> **REQUIREMENT**:
The response should be a faithful copy of every record, with nothing left out.

Saved entries
* * * * *

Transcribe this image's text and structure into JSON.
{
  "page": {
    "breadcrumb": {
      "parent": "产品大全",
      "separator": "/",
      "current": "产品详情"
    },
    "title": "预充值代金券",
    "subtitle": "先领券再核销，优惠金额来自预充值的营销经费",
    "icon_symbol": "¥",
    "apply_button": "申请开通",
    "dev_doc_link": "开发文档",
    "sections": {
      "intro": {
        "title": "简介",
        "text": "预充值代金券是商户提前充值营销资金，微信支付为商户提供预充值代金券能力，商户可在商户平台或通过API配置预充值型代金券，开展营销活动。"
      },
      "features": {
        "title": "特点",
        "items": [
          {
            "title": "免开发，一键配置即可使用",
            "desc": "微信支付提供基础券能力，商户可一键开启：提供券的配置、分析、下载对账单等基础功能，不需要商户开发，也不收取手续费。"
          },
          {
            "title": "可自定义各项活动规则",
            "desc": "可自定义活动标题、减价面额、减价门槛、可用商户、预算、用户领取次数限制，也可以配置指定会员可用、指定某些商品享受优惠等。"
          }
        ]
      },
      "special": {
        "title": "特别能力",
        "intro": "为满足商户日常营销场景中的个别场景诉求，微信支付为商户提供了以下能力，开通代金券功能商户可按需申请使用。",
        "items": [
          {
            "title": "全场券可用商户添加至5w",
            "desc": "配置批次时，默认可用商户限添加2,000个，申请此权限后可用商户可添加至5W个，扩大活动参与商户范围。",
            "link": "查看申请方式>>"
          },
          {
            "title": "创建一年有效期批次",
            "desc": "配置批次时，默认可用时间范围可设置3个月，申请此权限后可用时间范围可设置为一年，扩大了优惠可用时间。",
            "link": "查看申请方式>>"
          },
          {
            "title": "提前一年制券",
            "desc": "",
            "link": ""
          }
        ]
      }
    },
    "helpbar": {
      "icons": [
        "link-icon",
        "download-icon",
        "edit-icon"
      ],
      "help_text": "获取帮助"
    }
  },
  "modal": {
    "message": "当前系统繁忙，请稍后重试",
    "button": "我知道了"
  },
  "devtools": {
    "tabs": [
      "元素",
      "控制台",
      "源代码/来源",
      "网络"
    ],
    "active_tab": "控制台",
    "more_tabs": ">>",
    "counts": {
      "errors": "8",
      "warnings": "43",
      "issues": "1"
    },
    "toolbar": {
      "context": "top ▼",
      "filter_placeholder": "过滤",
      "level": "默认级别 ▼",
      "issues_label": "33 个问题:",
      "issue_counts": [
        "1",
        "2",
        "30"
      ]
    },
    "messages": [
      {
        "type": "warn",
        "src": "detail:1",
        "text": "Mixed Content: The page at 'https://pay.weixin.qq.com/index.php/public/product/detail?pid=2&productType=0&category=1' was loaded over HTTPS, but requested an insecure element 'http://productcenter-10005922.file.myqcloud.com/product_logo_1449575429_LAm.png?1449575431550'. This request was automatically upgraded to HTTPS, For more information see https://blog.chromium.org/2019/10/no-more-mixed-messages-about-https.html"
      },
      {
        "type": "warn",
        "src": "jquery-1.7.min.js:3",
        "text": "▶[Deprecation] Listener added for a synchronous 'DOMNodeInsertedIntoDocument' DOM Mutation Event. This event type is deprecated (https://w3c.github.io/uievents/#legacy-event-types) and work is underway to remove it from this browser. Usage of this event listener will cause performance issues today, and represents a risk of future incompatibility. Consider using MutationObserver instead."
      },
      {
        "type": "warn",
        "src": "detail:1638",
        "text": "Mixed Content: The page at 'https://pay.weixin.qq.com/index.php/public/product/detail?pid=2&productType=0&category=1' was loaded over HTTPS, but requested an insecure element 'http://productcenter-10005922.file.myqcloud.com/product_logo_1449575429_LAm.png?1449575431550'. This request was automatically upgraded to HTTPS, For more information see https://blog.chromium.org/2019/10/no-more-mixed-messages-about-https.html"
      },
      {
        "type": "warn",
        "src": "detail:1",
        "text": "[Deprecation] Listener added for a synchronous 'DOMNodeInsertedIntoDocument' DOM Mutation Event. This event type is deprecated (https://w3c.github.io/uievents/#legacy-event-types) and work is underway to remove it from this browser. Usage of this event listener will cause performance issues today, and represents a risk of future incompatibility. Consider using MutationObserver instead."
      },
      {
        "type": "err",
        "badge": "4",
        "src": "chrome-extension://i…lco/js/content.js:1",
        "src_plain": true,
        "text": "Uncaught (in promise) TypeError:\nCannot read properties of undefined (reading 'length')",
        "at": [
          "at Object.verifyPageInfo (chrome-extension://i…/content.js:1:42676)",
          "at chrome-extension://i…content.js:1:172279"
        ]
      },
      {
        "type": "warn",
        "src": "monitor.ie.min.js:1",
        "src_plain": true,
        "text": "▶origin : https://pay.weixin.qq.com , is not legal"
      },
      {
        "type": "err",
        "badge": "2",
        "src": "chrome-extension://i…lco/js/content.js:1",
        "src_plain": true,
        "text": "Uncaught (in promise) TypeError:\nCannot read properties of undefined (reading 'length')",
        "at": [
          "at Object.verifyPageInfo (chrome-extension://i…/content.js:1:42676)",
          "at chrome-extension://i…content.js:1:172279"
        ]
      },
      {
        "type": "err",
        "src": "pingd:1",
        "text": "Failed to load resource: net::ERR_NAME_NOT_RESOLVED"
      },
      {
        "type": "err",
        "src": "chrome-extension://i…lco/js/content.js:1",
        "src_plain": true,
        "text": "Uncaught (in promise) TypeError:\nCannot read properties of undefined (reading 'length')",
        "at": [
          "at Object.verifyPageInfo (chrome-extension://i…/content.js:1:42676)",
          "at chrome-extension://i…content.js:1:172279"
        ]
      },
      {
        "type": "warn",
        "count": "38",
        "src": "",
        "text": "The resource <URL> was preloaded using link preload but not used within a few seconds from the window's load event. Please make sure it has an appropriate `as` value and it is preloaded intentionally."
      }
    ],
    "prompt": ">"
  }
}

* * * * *

> **FINAL ANSWER**:
Transcribe this image's text and structure into JSON.
{
  "page": {
    "breadcrumb": {
      "parent": "产品大全",
      "separator": "/",
      "current": "产品详情"
    },
    "title": "预充值代金券",
    "subtitle": "先领券再核销，优惠金额来自预充值的营销经费",
    "icon_symbol": "¥",
    "apply_button": "申请开通",
    "dev_doc_link": "开发文档",
    "sections": {
      "intro": {
        "title": "简介",
        "text": "预充值代金券是商户提前充值营销资金，微信支付为商户提供预充值代金券能力，商户可在商户平台或通过API配置预充值型代金券，开展营销活动。"
      },
      "features": {
        "title": "特点",
        "items": [
          {
            "title": "免开发，一键配置即可使用",
            "desc": "微信支付提供基础券能力，商户可一键开启：提供券的配置、分析、下载对账单等基础功能，不需要商户开发，也不收取手续费。"
          },
          {
            "title": "可自定义各项活动规则",
            "desc": "可自定义活动标题、减价面额、减价门槛、可用商户、预算、用户领取次数限制，也可以配置指定会员可用、指定某些商品享受优惠等。"
          }
        ]
      },
      "special": {
        "title": "特别能力",
        "intro": "为满足商户日常营销场景中的个别场景诉求，微信支付为商户提供了以下能力，开通代金券功能商户可按需申请使用。",
        "items": [
          {
            "title": "全场券可用商户添加至5w",
            "desc": "配置批次时，默认可用商户限添加2,000个，申请此权限后可用商户可添加至5W个，扩大活动参与商户范围。",
            "link": "查看申请方式>>"
          },
          {
            "title": "创建一年有效期批次",
            "desc": "配置批次时，默认可用时间范围可设置3个月，申请此权限后可用时间范围可设置为一年，扩大了优惠可用时间。",
            "link": "查看申请方式>>"
          },
          {
            "title": "提前一年制券",
            "desc": "",
            "link": ""
          }
        ]
      }
    },
    "helpbar": {
      "icons": [
        "link-icon",
        "download-icon",
        "edit-icon"
      ],
      "help_text": "获取帮助"
    }
  },
  "modal": {
    "message": "当前系统繁忙，请稍后重试",
    "button": "我知道了"
  },
  "devtools": {
    "tabs": [
      "元素",
      "控制台",
      "源代码/来源",
      "网络"
    ],
    "active_tab": "控制台",
    "more_tabs": ">>",
    "counts": {
      "errors": "8",
      "warnings": "43",
      "issues": "1"
    },
    "toolbar": {
      "context": "top ▼",
      "filter_placeholder": "过滤",
      "level": "默认级别 ▼",
      "issues_label": "33 个问题:",
      "issue_counts": [
        "1",
        "2",
        "30"
      ]
    },
    "messages": [
      {
        "type": "warn",
        "src": "detail:1",
        "text": "Mixed Content: The page at 'https://pay.weixin.qq.com/index.php/public/product/detail?pid=2&productType=0&category=1' was loaded over HTTPS, but requested an insecure element 'http://productcenter-10005922.file.myqcloud.com/product_logo_1449575429_LAm.png?1449575431550'. This request was automatically upgraded to HTTPS, For more information see https://blog.chromium.org/2019/10/no-more-mixed-messages-about-https.html"
      },
      {
        "type": "warn",
        "src": "jquery-1.7.min.js:3",
        "text": "▶[Deprecation] Listener added for a synchronous 'DOMNodeInsertedIntoDocument' DOM Mutation Event. This event type is deprecated (https://w3c.github.io/uievents/#legacy-event-types) and work is underway to remove it from this browser. Usage of this event listener will cause performance issues today, and represents a risk of future incompatibility. Consider using MutationObserver instead."
      },
      {
        "type": "warn",
        "src": "detail:1638",
        "text": "Mixed Content: The page at 'https://pay.weixin.qq.com/index.php/public/product/detail?pid=2&productType=0&category=1' was loaded over HTTPS, but requested an insecure element 'http://productcenter-10005922.file.myqcloud.com/product_logo_1449575429_LAm.png?1449575431550'. This request was automatically upgraded to HTTPS, For more information see https://blog.chromium.org/2019/10/no-more-mixed-messages-about-https.html"
      },
      {
        "type": "warn",
        "src": "detail:1",
        "text": "[Deprecation] Listener added for a synchronous 'DOMNodeInsertedIntoDocument' DOM Mutation Event. This event type is deprecated (https://w3c.github.io/uievents/#legacy-event-types) and work is underway to remove it from this browser. Usage of this event listener will cause performance issues today, and represents a risk of future incompatibility. Consider using MutationObserver instead."
      },
      {
        "type": "err",
        "badge": "4",
        "src": "chrome-extension://i…lco/js/content.js:1",
        "src_plain": true,
        "text": "Uncaught (in promise) TypeError:\nCannot read properties of undefined (reading 'length')",
        "at": [
          "at Object.verifyPageInfo (chrome-extension://i…/content.js:1:42676)",
          "at chrome-extension://i…content.js:1:172279"
        ]
      },
      {
        "type": "warn",
        "src": "monitor.ie.min.js:1",
        "src_plain": true,
        "text": "▶origin : https://pay.weixin.qq.com , is not legal"
      },
      {
        "type": "err",
        "badge": "2",
        "src": "chrome-extension://i…lco/js/content.js:1",
        "src_plain": true,
        "text": "Uncaught (in promise) TypeError:\nCannot read properties of undefined (reading 'length')",
        "at": [
          "at Object.verifyPageInfo (chrome-extension://i…/content.js:1:42676)",
          "at chrome-extension://i…content.js:1:172279"
        ]
      },
      {
        "type": "err",
        "src": "pingd:1",
        "text": "Failed to load resource: net::ERR_NAME_NOT_RESOLVED"
      },
      {
        "type": "err",
        "src": "chrome-extension://i…lco/js/content.js:1",
        "src_plain": true,
        "text": "Uncaught (in promise) TypeError:\nCannot read properties of undefined (reading 'length')",
        "at": [
          "at Object.verifyPageInfo (chrome-extension://i…/content.js:1:42676)",
          "at chrome-extension://i…content.js:1:172279"
        ]
      },
      {
        "type": "warn",
        "count": "38",
        "src": "",
        "text": "The resource <URL> was preloaded using link preload but not used within a few seconds from the window's load event. Please make sure it has an appropriate `as` value and it is preloaded intentionally."
      }
    ],
    "prompt": ">"
  }
}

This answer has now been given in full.